In these early days of digital magazines, users aren’t quite sure what they want—fancy new magazine interfaces with all the bells and whistles, or a simple magazine reader that stays true to traditional print publications. According to the findings of GfK MRI’s iPanel, 67% of consumers said they prefer an electronic magazine, yet 65% also say it’s more satisfying to them to read a print copy.
These days you never know what you’ll encounter with each new digital magazine subscription. The ways to navigate each one is different, the layouts are different and the interfaces are all different. With one magazine, swiping the screen may turn the page, but for another magazine that same movement will switch you to the next article. 72% of users are frustrated and just wish their digital editions could all follow the same format. However, publishers say they are getting positive feedback from their users. Could it be that people just don’t know what they want yet?
Sometimes in the early stages of a new product, nostalgia battles against the excitement of newness. For example, Gregg Hano, SVP Corporate Sales and Technology Group, Bonnier, says “I think it’s important to remember that this is a relatively new way to consume content, and there’s going to be learning and adjustments along the way. Video content did not become popular on the Web overnight, but now Americans alone watch more than a billion minutes of Web video a year.
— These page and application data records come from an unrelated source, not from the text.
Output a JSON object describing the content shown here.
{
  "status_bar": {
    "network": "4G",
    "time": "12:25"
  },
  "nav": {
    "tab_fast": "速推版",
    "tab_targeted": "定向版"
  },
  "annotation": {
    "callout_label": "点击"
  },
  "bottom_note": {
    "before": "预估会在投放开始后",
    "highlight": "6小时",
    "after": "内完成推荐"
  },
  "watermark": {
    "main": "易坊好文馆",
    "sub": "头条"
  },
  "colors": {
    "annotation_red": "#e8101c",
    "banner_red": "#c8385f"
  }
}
It may take time to strike the right balance of video and static content on the tablet, and for users to adapt to the formats.”